* Task description
Lines in the data below that contain the word "Build" are to be copied.

App and web page records
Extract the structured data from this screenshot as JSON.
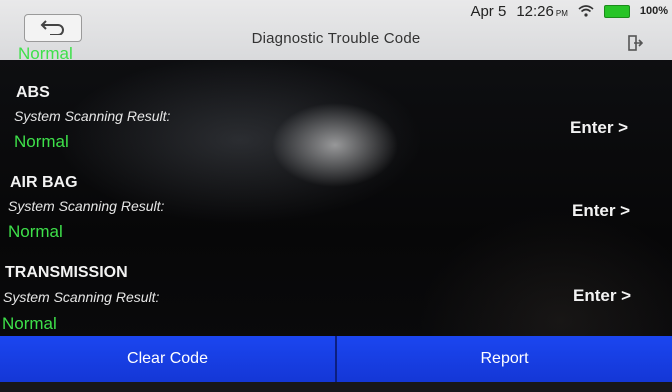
{
  "status_bar": {
    "date": "Apr 5",
    "time": "12:26",
    "ampm": "PM",
    "battery": "100%"
  },
  "header": {
    "title": "Diagnostic Trouble Code",
    "back_icon": "back-arrow-icon",
    "exit_icon": "exit-icon"
  },
  "partial_top_status": "Normal",
  "systems": [
    {
      "name": "ABS",
      "result_label": "System Scanning Result:",
      "result": "Normal",
      "action": "Enter >"
    },
    {
      "name": "AIR BAG",
      "result_label": "System Scanning Result:",
      "result": "Normal",
      "action": "Enter >"
    },
    {
      "name": "TRANSMISSION",
      "result_label": "System Scanning Result:",
      "result": "Normal",
      "action": "Enter >"
    }
  ],
  "footer": {
    "clear_code": "Clear Code",
    "report": "Report"
  },
  "colors": {
    "header_bg": "#e3e3e4",
    "status_green": "#3ee04a",
    "footer_blue": "#1a43ea"
  }
}
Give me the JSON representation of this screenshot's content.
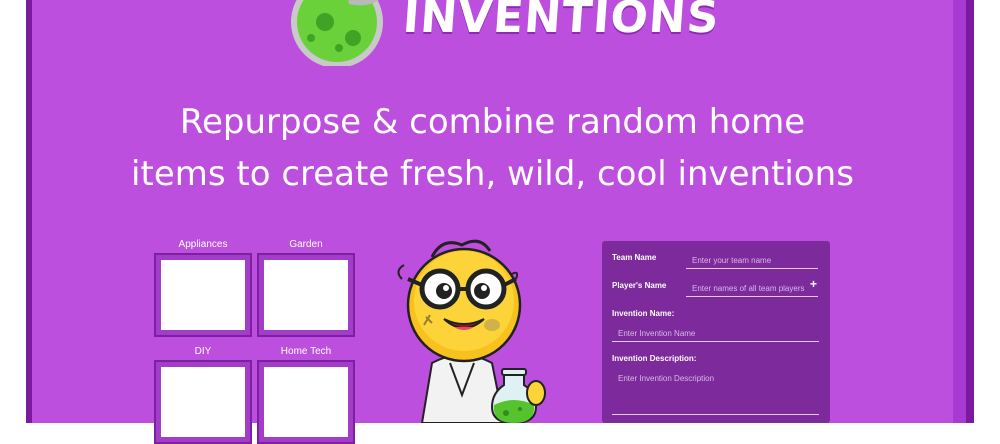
{
  "brand": {
    "logo_text": "INVENTIONS"
  },
  "hero": {
    "line1": "Repurpose & combine random home",
    "line2": "items to create fresh, wild, cool inventions"
  },
  "categories": [
    {
      "label": "Appliances"
    },
    {
      "label": "Garden"
    },
    {
      "label": "DIY"
    },
    {
      "label": "Home Tech"
    }
  ],
  "form": {
    "team_name_label": "Team Name",
    "team_name_placeholder": "Enter your team name",
    "players_label": "Player's Name",
    "players_placeholder": "Enter names of all team players",
    "add_icon": "+",
    "invention_name_label": "Invention Name:",
    "invention_name_placeholder": "Enter Invention Name",
    "description_label": "Invention Description:",
    "description_placeholder": "Enter Invention Description"
  },
  "colors": {
    "panel": "#bd4fdf",
    "frame": "#7b1aa0",
    "form_bg": "#7d2a9c"
  }
}
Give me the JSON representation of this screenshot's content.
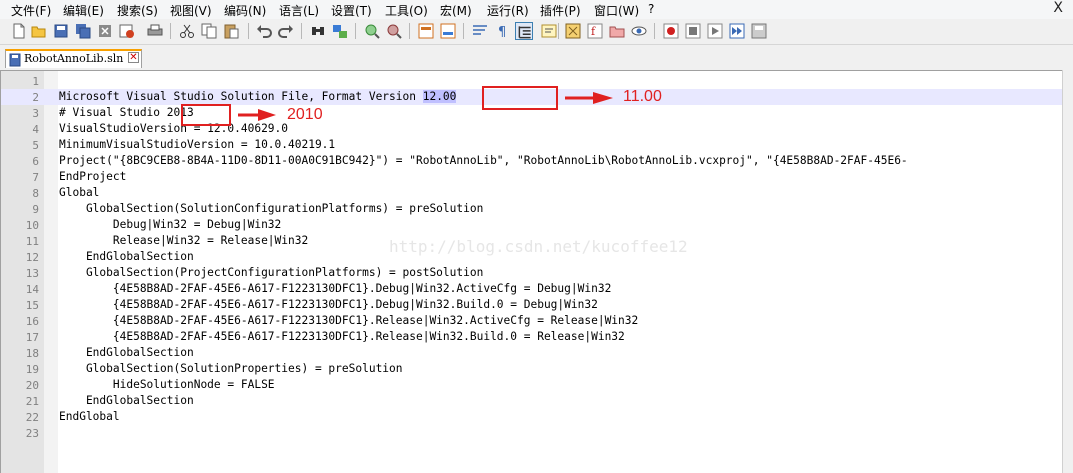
{
  "menu": {
    "items": [
      "文件(F)",
      "编辑(E)",
      "搜索(S)",
      "视图(V)",
      "编码(N)",
      "语言(L)",
      "设置(T)",
      "工具(O)",
      "宏(M)",
      "运行(R)",
      "插件(P)",
      "窗口(W)",
      "?"
    ],
    "close": "X"
  },
  "toolbar": {
    "icons": [
      "new-file-icon",
      "open-file-icon",
      "save-icon",
      "save-all-icon",
      "close-icon",
      "close-all-icon",
      "print-icon",
      "cut-icon",
      "copy-icon",
      "paste-icon",
      "undo-icon",
      "redo-icon",
      "find-icon",
      "replace-icon",
      "zoom-in-icon",
      "zoom-out-icon",
      "sync-vertical-icon",
      "sync-horizontal-icon",
      "word-wrap-icon",
      "show-all-chars-icon",
      "indent-guide-icon",
      "user-lang-icon",
      "doc-map-icon",
      "function-list-icon",
      "folder-workspace-icon",
      "monitor-icon",
      "record-macro-icon",
      "stop-record-icon",
      "play-macro-icon",
      "run-macro-multiple-icon",
      "save-macro-icon"
    ]
  },
  "tab": {
    "label": "RobotAnnoLib.sln"
  },
  "editor": {
    "lines": [
      {
        "n": "1",
        "text": ""
      },
      {
        "n": "2",
        "text": "Microsoft Visual Studio Solution File, Format Version ",
        "sel": "12.00"
      },
      {
        "n": "3",
        "text": "# Visual Studio 2013"
      },
      {
        "n": "4",
        "text": "VisualStudioVersion = 12.0.40629.0"
      },
      {
        "n": "5",
        "text": "MinimumVisualStudioVersion = 10.0.40219.1"
      },
      {
        "n": "6",
        "text": "Project(\"{8BC9CEB8-8B4A-11D0-8D11-00A0C91BC942}\") = \"RobotAnnoLib\", \"RobotAnnoLib\\RobotAnnoLib.vcxproj\", \"{4E58B8AD-2FAF-45E6-"
      },
      {
        "n": "7",
        "text": "EndProject"
      },
      {
        "n": "8",
        "text": "Global"
      },
      {
        "n": "9",
        "text": "    GlobalSection(SolutionConfigurationPlatforms) = preSolution"
      },
      {
        "n": "10",
        "text": "        Debug|Win32 = Debug|Win32"
      },
      {
        "n": "11",
        "text": "        Release|Win32 = Release|Win32"
      },
      {
        "n": "12",
        "text": "    EndGlobalSection"
      },
      {
        "n": "13",
        "text": "    GlobalSection(ProjectConfigurationPlatforms) = postSolution"
      },
      {
        "n": "14",
        "text": "        {4E58B8AD-2FAF-45E6-A617-F1223130DFC1}.Debug|Win32.ActiveCfg = Debug|Win32"
      },
      {
        "n": "15",
        "text": "        {4E58B8AD-2FAF-45E6-A617-F1223130DFC1}.Debug|Win32.Build.0 = Debug|Win32"
      },
      {
        "n": "16",
        "text": "        {4E58B8AD-2FAF-45E6-A617-F1223130DFC1}.Release|Win32.ActiveCfg = Release|Win32"
      },
      {
        "n": "17",
        "text": "        {4E58B8AD-2FAF-45E6-A617-F1223130DFC1}.Release|Win32.Build.0 = Release|Win32"
      },
      {
        "n": "18",
        "text": "    EndGlobalSection"
      },
      {
        "n": "19",
        "text": "    GlobalSection(SolutionProperties) = preSolution"
      },
      {
        "n": "20",
        "text": "        HideSolutionNode = FALSE"
      },
      {
        "n": "21",
        "text": "    EndGlobalSection"
      },
      {
        "n": "22",
        "text": "EndGlobal"
      },
      {
        "n": "23",
        "text": ""
      }
    ],
    "current_line": "2",
    "watermark": "http://blog.csdn.net/kucoffee12"
  },
  "annotations": {
    "version_new": "11.00",
    "vs_new": "2010",
    "color": "#e02020"
  },
  "colors": {
    "tab_accent": "#f8a000",
    "current_line_bg": "#e8e8ff",
    "selection_bg": "#c0c0ff"
  }
}
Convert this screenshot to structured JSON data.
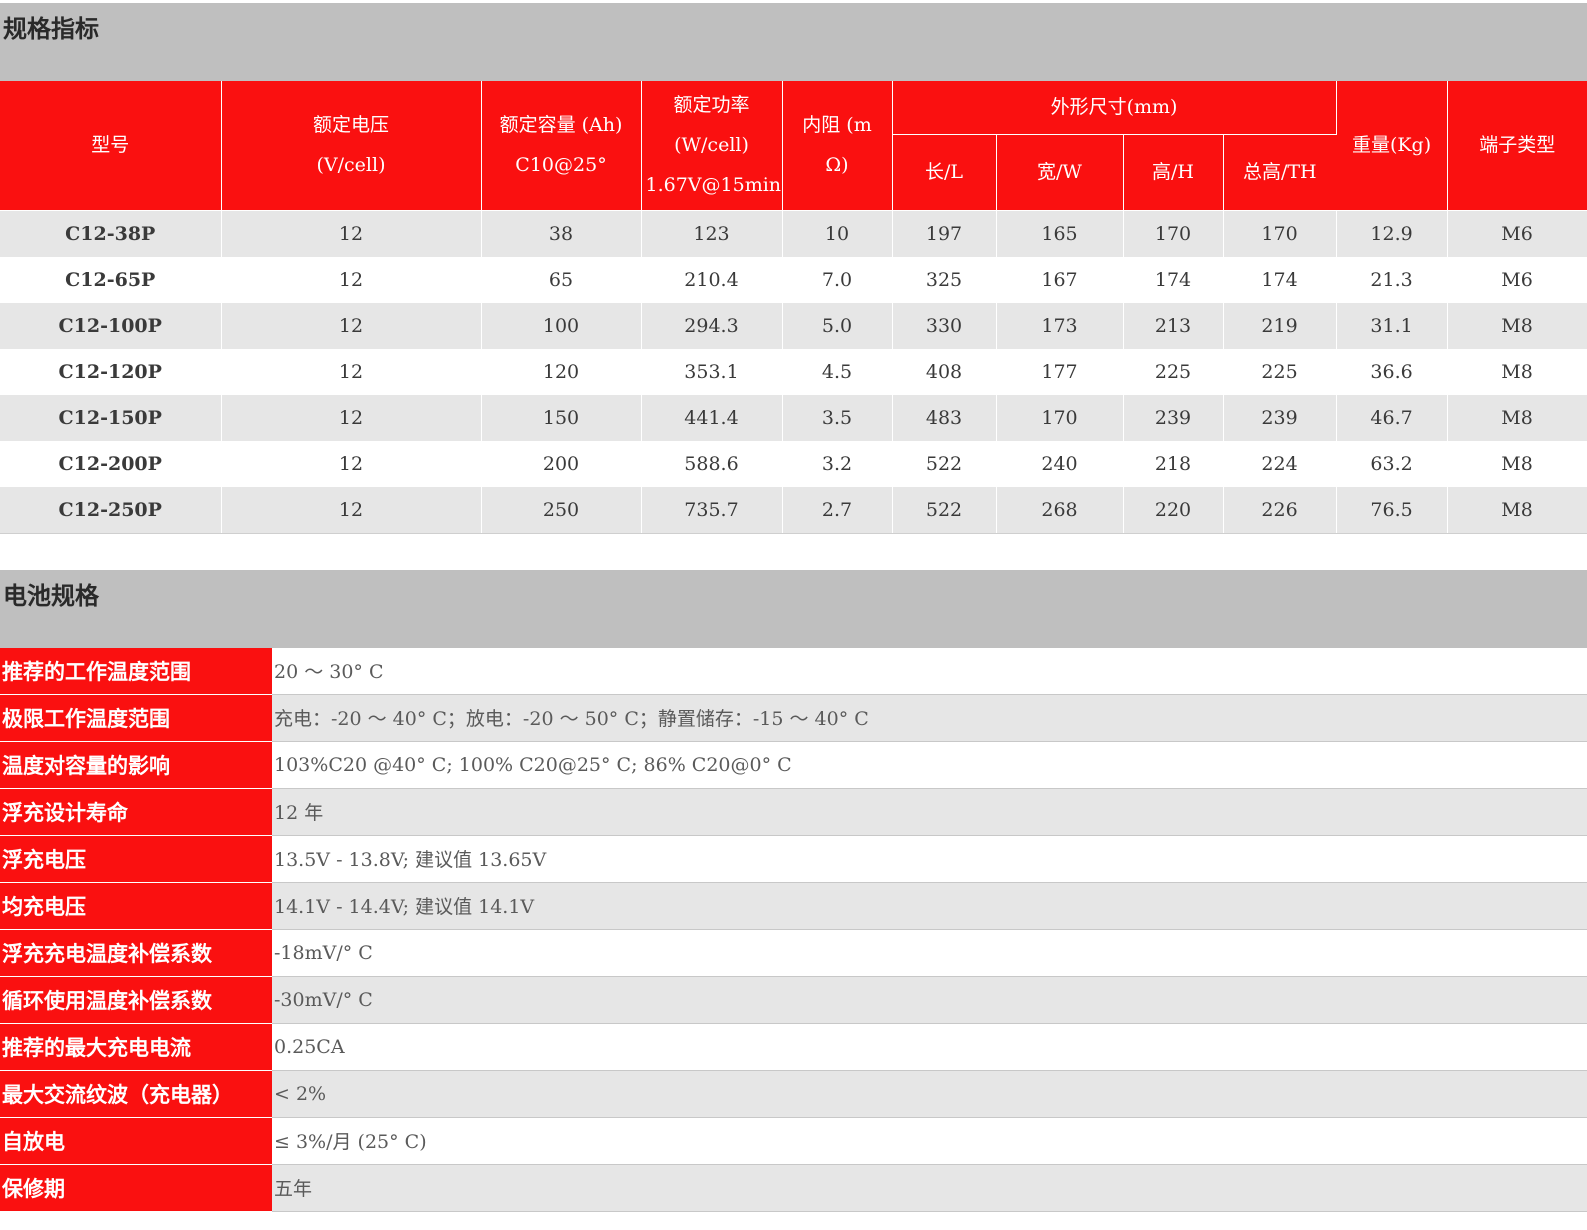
{
  "spec_section": {
    "title": "规格指标",
    "headers": {
      "model": "型号",
      "voltage": [
        "额定电压",
        "(V/cell)"
      ],
      "capacity": [
        "额定容量 (Ah)",
        "C10@25°"
      ],
      "power": [
        "额定功率",
        "(W/cell)",
        "1.67V@15min"
      ],
      "resistance": [
        "内阻 (m",
        "Ω)"
      ],
      "dimensions": "外形尺寸(mm)",
      "length": "长/L",
      "width": "宽/W",
      "height": "高/H",
      "total_height": "总高/TH",
      "weight": "重量(Kg)",
      "terminal": "端子类型"
    },
    "rows": [
      {
        "model": "C12-38P",
        "voltage": "12",
        "capacity": "38",
        "power": "123",
        "resistance": "10",
        "length": "197",
        "width": "165",
        "height": "170",
        "total_height": "170",
        "weight": "12.9",
        "terminal": "M6"
      },
      {
        "model": "C12-65P",
        "voltage": "12",
        "capacity": "65",
        "power": "210.4",
        "resistance": "7.0",
        "length": "325",
        "width": "167",
        "height": "174",
        "total_height": "174",
        "weight": "21.3",
        "terminal": "M6"
      },
      {
        "model": "C12-100P",
        "voltage": "12",
        "capacity": "100",
        "power": "294.3",
        "resistance": "5.0",
        "length": "330",
        "width": "173",
        "height": "213",
        "total_height": "219",
        "weight": "31.1",
        "terminal": "M8"
      },
      {
        "model": "C12-120P",
        "voltage": "12",
        "capacity": "120",
        "power": "353.1",
        "resistance": "4.5",
        "length": "408",
        "width": "177",
        "height": "225",
        "total_height": "225",
        "weight": "36.6",
        "terminal": "M8"
      },
      {
        "model": "C12-150P",
        "voltage": "12",
        "capacity": "150",
        "power": "441.4",
        "resistance": "3.5",
        "length": "483",
        "width": "170",
        "height": "239",
        "total_height": "239",
        "weight": "46.7",
        "terminal": "M8"
      },
      {
        "model": "C12-200P",
        "voltage": "12",
        "capacity": "200",
        "power": "588.6",
        "resistance": "3.2",
        "length": "522",
        "width": "240",
        "height": "218",
        "total_height": "224",
        "weight": "63.2",
        "terminal": "M8"
      },
      {
        "model": "C12-250P",
        "voltage": "12",
        "capacity": "250",
        "power": "735.7",
        "resistance": "2.7",
        "length": "522",
        "width": "268",
        "height": "220",
        "total_height": "226",
        "weight": "76.5",
        "terminal": "M8"
      }
    ]
  },
  "battery_section": {
    "title": "电池规格",
    "rows": [
      {
        "label": "推荐的工作温度范围",
        "value": "20 ～ 30° C"
      },
      {
        "label": "极限工作温度范围",
        "value": "充电：-20 ～ 40° C；放电：-20 ～ 50° C；静置储存：-15 ～ 40° C"
      },
      {
        "label": "温度对容量的影响",
        "value": "103%C20 @40° C; 100% C20@25° C; 86% C20@0° C"
      },
      {
        "label": "浮充设计寿命",
        "value": "12 年"
      },
      {
        "label": "浮充电压",
        "value": "13.5V - 13.8V; 建议值 13.65V"
      },
      {
        "label": "均充电压",
        "value": "14.1V - 14.4V; 建议值 14.1V"
      },
      {
        "label": "浮充充电温度补偿系数",
        "value": "-18mV/° C"
      },
      {
        "label": "循环使用温度补偿系数",
        "value": "-30mV/° C"
      },
      {
        "label": "推荐的最大充电电流",
        "value": "0.25CA"
      },
      {
        "label": "最大交流纹波（充电器）",
        "value": "< 2%"
      },
      {
        "label": "自放电",
        "value": "≤ 3%/月 (25° C)"
      },
      {
        "label": "保修期",
        "value": "五年"
      }
    ]
  },
  "colors": {
    "header_red": "#fa1010",
    "section_gray": "#bfbfbf",
    "stripe_gray": "#e6e6e6"
  }
}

* Solution
        "text": "        {4E58B8AD-2FAF-45E6-A617-F1223130DFC1}.Debug|Win32.Build.0 = Debug|Win32"
        "text": "        {4E58B8AD-2FAF-45E6-A617-F1223130DFC1}.Release|Win32.Build.0 = Release|Win32"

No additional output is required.